Oxyrhynchus Papyri

by on April 17, 2005 at 7:08 am in History | Permalink

For more than a century, it has caused excitement and frustration in equal
measure – a collection of Greek and Roman writings so vast it could redraw the
map of classical civilisation. If only it was legible.

Now, in a breakthrough described as the classical equivalent of finding the
holy grail, Oxford University scientists have employed infra-red technology to
open up the hoard, known as the Oxyrhynchus Papyri, and with it the prospect
that hundreds of lost Greek comedies, tragedies and epic poems will soon be
revealed.

In the past four days alone, Oxford’s classicists have used it to make a
series of astonishing discoveries, including writing by Sophocles, Euripides,
Hesiod and other literary giants of the ancient world, lost for millennia. They
even believe they are likely to find lost Christian gospels, the originals of
which were written around the time of the earliest books of the New
Testament.

More here.  Hat tip to The Light of Reason.

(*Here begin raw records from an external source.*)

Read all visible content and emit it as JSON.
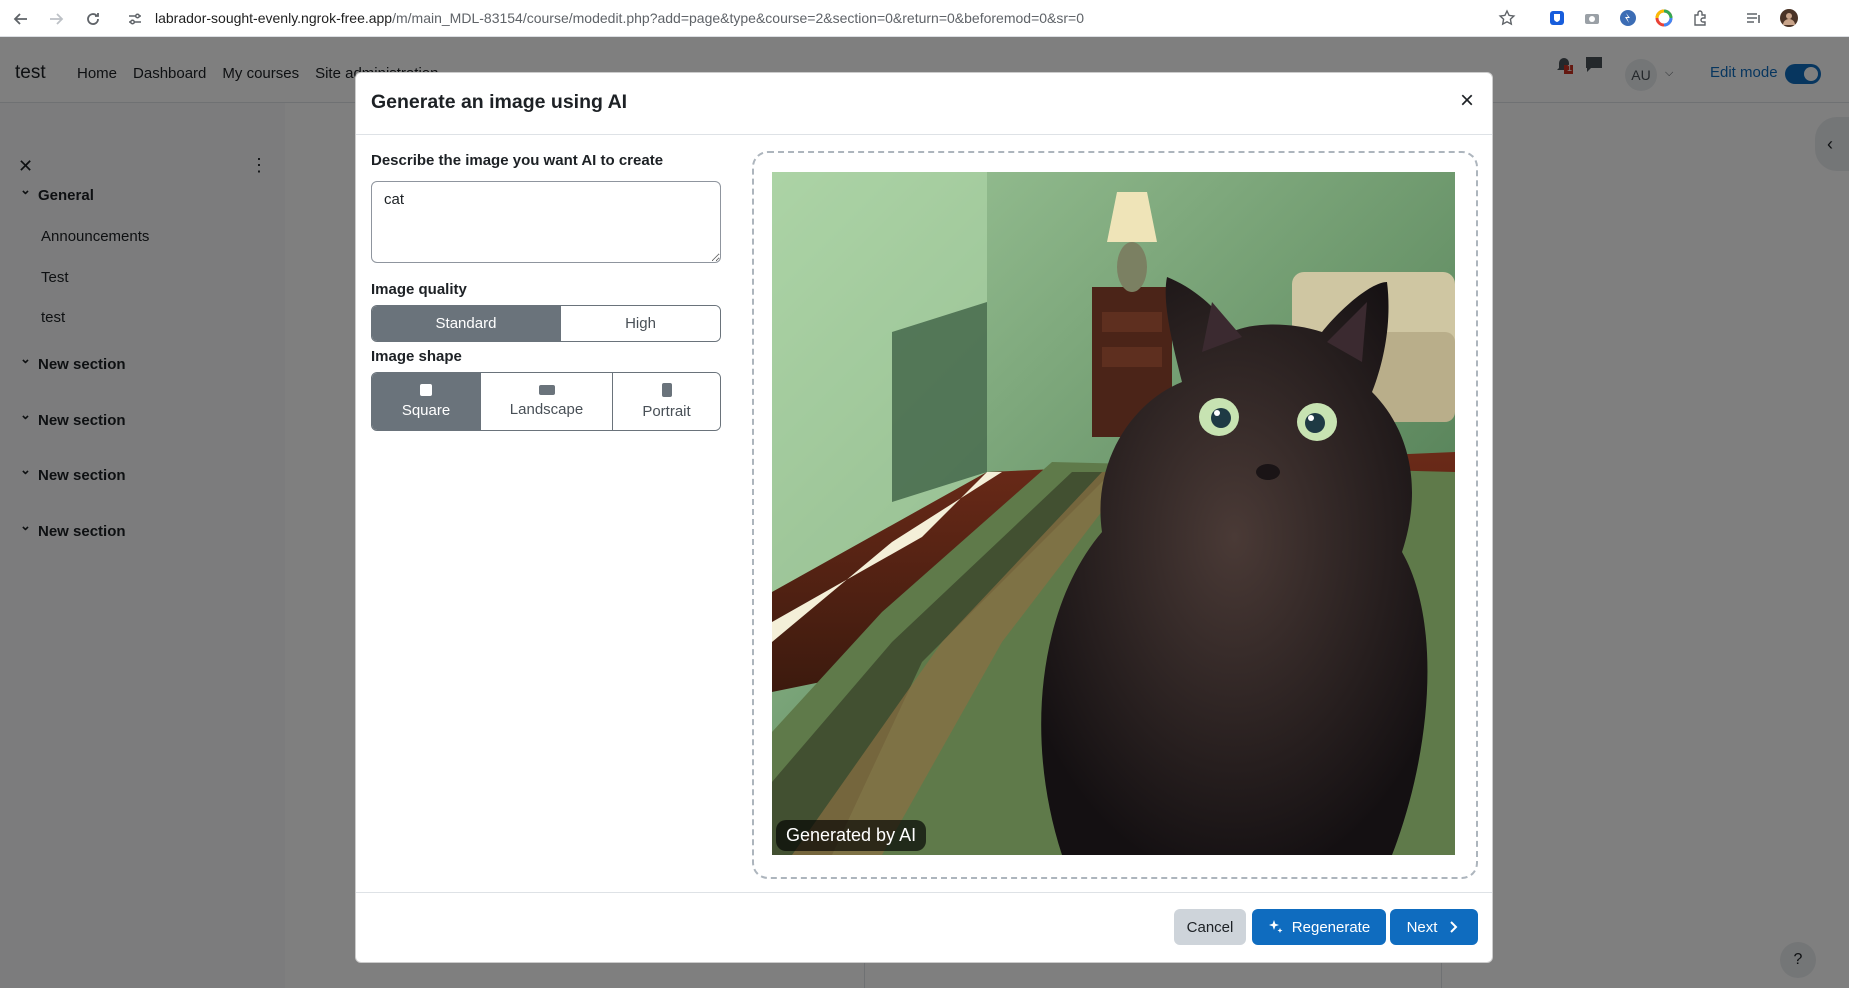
{
  "browser": {
    "url_host": "labrador-sought-evenly.ngrok-free.app",
    "url_path": "/m/main_MDL-83154/course/modedit.php?add=page&type&course=2&section=0&return=0&beforemod=0&sr=0"
  },
  "navbar": {
    "site_name": "test",
    "links": [
      "Home",
      "Dashboard",
      "My courses",
      "Site administration"
    ],
    "avatar_initials": "AU",
    "notification_count": "1",
    "edit_mode_label": "Edit mode"
  },
  "course_index": {
    "items": [
      {
        "label": "General",
        "type": "section"
      },
      {
        "label": "Announcements",
        "type": "activity"
      },
      {
        "label": "Test",
        "type": "activity"
      },
      {
        "label": "test",
        "type": "activity"
      },
      {
        "label": "New section",
        "type": "section"
      },
      {
        "label": "New section",
        "type": "section"
      },
      {
        "label": "New section",
        "type": "section"
      },
      {
        "label": "New section",
        "type": "section"
      }
    ]
  },
  "modal": {
    "title": "Generate an image using AI",
    "prompt_label": "Describe the image you want AI to create",
    "prompt_value": "cat",
    "quality_label": "Image quality",
    "quality_options": [
      "Standard",
      "High"
    ],
    "quality_selected": "Standard",
    "shape_label": "Image shape",
    "shape_options": [
      "Square",
      "Landscape",
      "Portrait"
    ],
    "shape_selected": "Square",
    "badge": "Generated by AI",
    "cancel": "Cancel",
    "regenerate": "Regenerate",
    "next": "Next"
  },
  "colors": {
    "primary": "#0f6cbf",
    "segment_active": "#6a737b"
  }
}
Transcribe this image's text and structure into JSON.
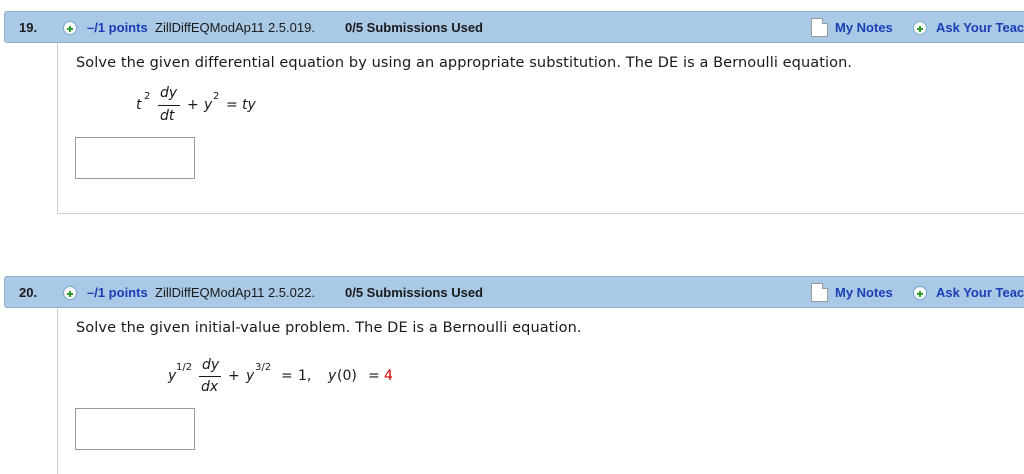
{
  "questions": [
    {
      "number": "19.",
      "points": "–/1 points",
      "source": "ZillDiffEQModAp11 2.5.019.",
      "submissions": "0/5 Submissions Used",
      "my_notes": "My Notes",
      "ask_teacher": "Ask Your Teacher",
      "prompt": "Solve the given differential equation by using an appropriate substitution. The DE is a Bernoulli equation.",
      "equation": {
        "lhs_coef": "t",
        "lhs_coef_exp": "2",
        "frac_num": "dy",
        "frac_den": "dt",
        "plus": "+",
        "term": "y",
        "term_exp": "2",
        "equals": "=",
        "rhs": "ty"
      },
      "answer_value": ""
    },
    {
      "number": "20.",
      "points": "–/1 points",
      "source": "ZillDiffEQModAp11 2.5.022.",
      "submissions": "0/5 Submissions Used",
      "my_notes": "My Notes",
      "ask_teacher": "Ask Your Teacher",
      "prompt": "Solve the given initial-value problem. The DE is a Bernoulli equation.",
      "equation": {
        "lhs_coef": "y",
        "lhs_coef_exp": "1/2",
        "frac_num": "dy",
        "frac_den": "dx",
        "plus": "+",
        "term": "y",
        "term_exp": "3/2",
        "equals": "=",
        "rhs": "1,",
        "ic_lhs": "y",
        "ic_paren": "(0)",
        "ic_equals": "=",
        "ic_value": "4"
      },
      "answer_value": ""
    }
  ],
  "colors": {
    "header_bg": "#a9c9e6",
    "link": "#1a3eb5",
    "plus_icon": "#2e9d2e",
    "given_value": "#d40000"
  },
  "icons": {
    "points": "plus-circle-icon",
    "notes": "note-page-icon",
    "ask": "plus-circle-icon"
  }
}
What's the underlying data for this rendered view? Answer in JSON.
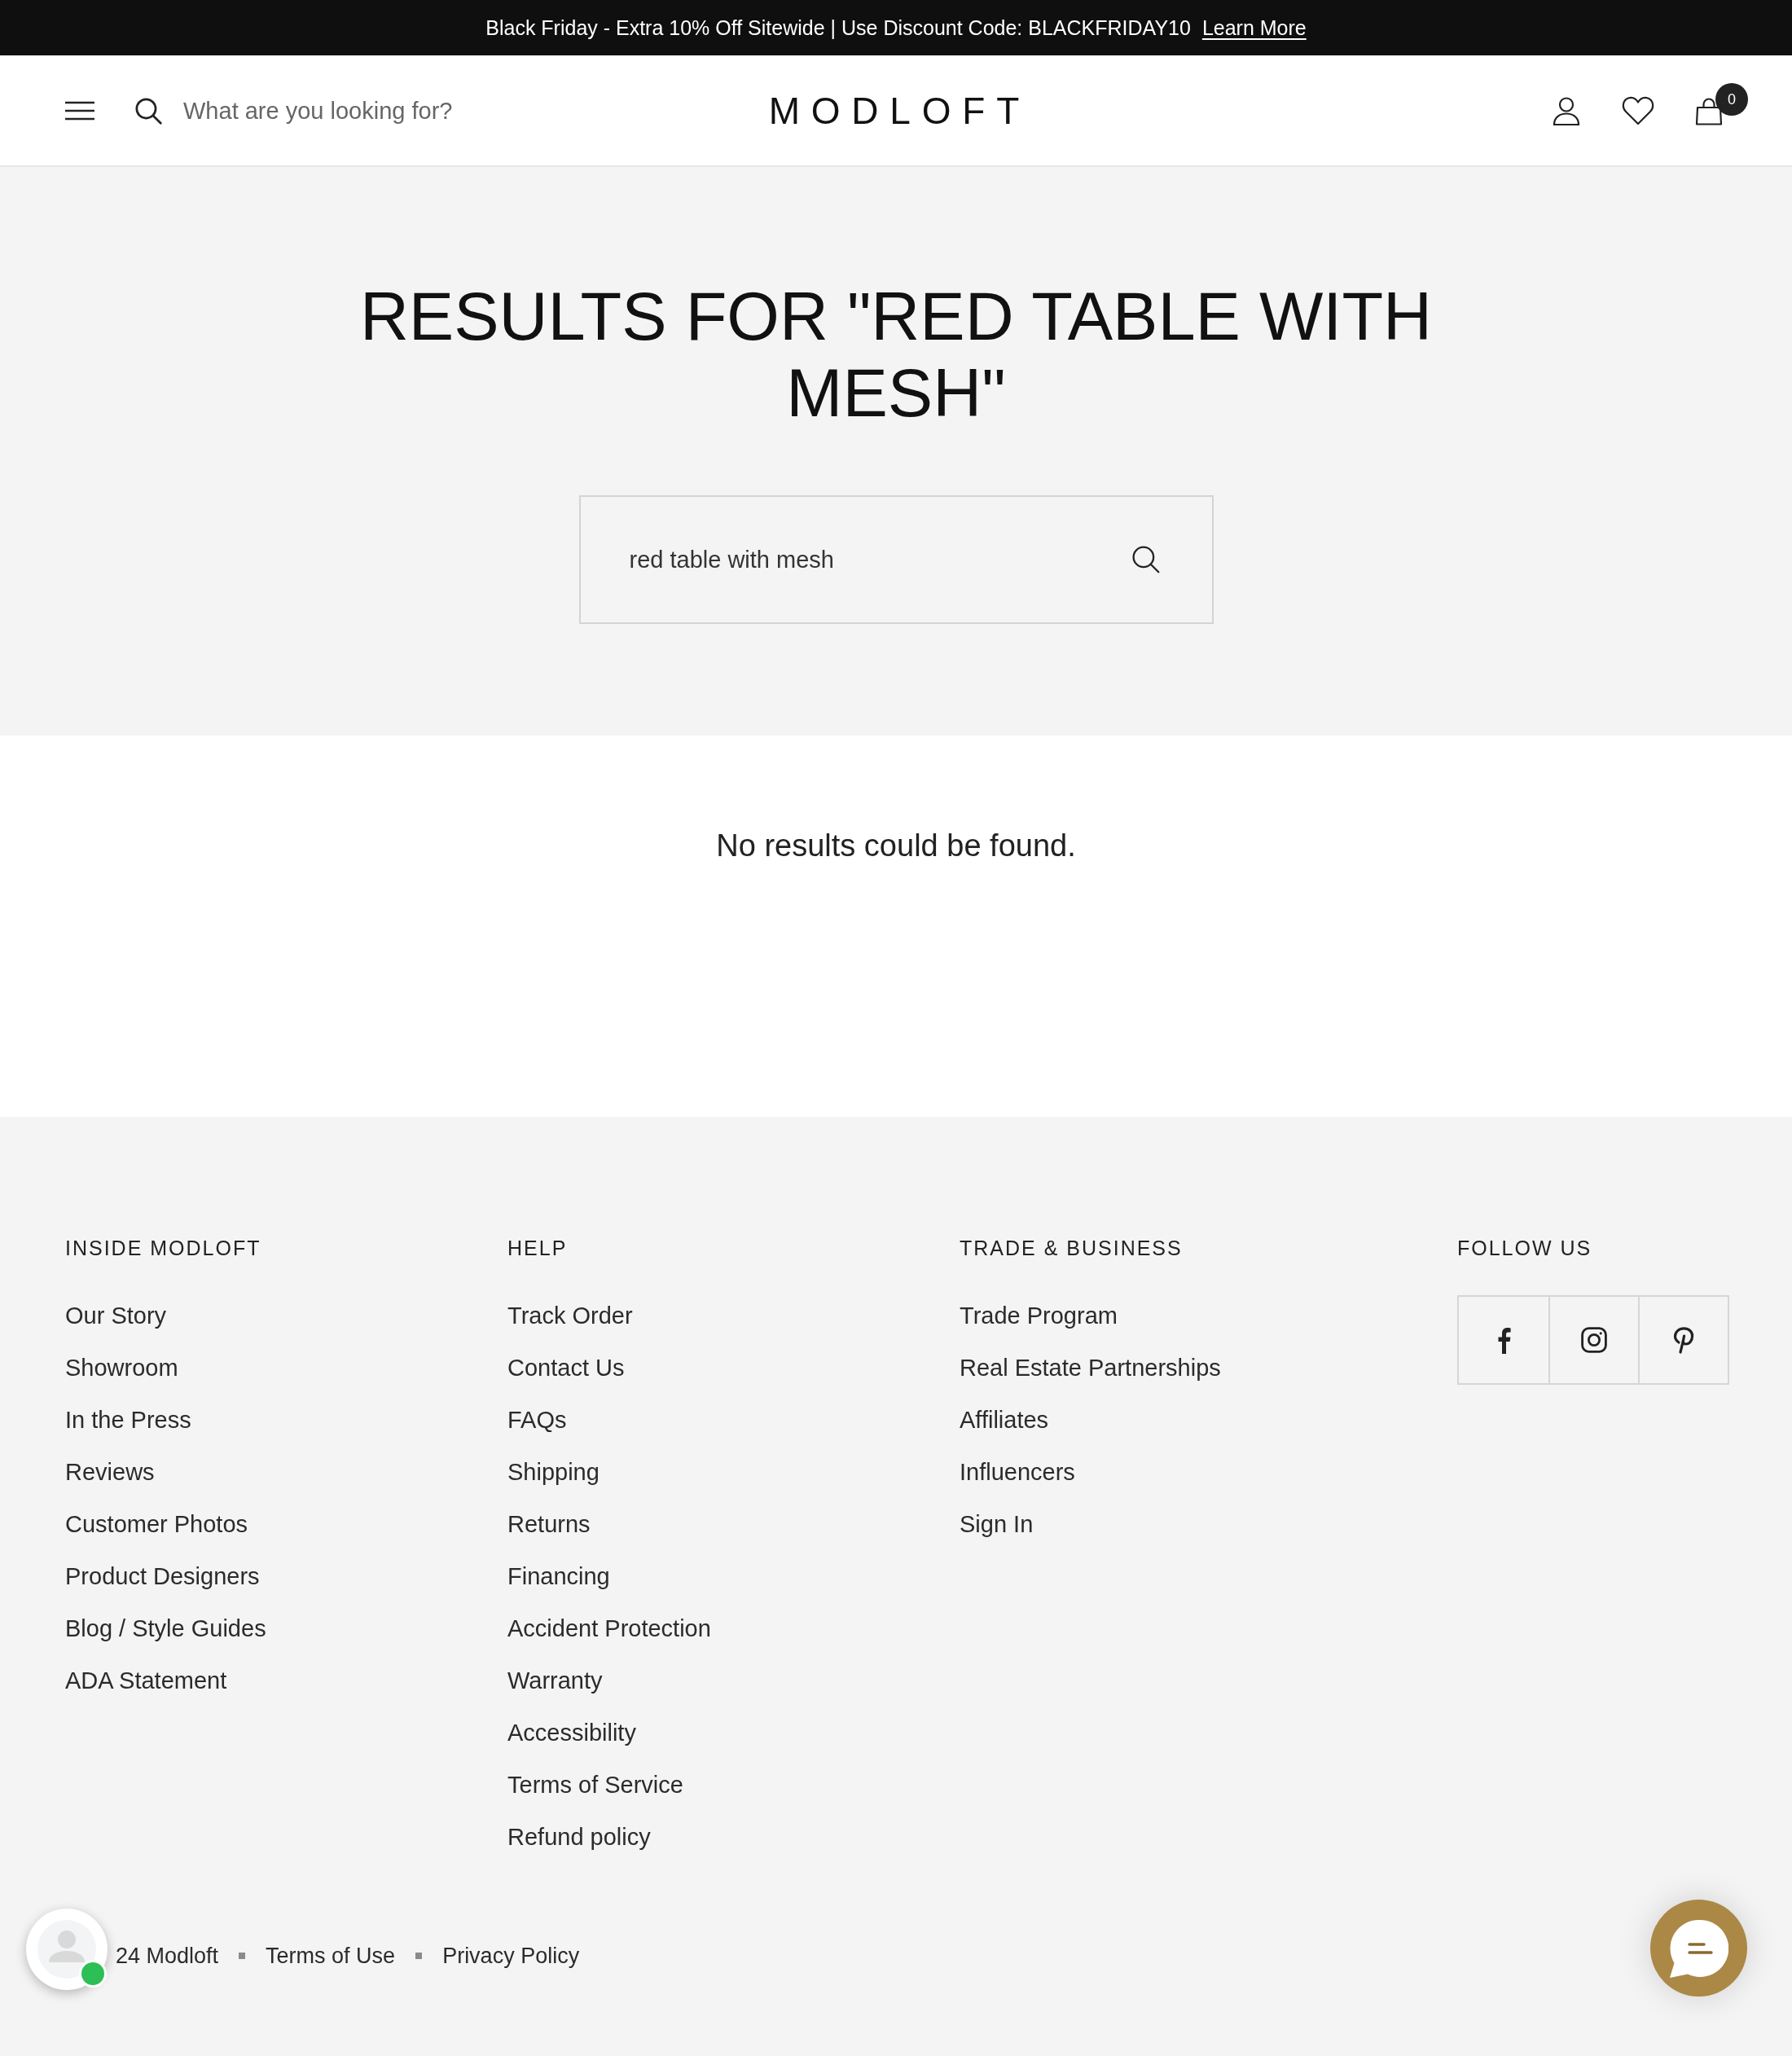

Comments on this entry are closed.

Previous post:

Next post: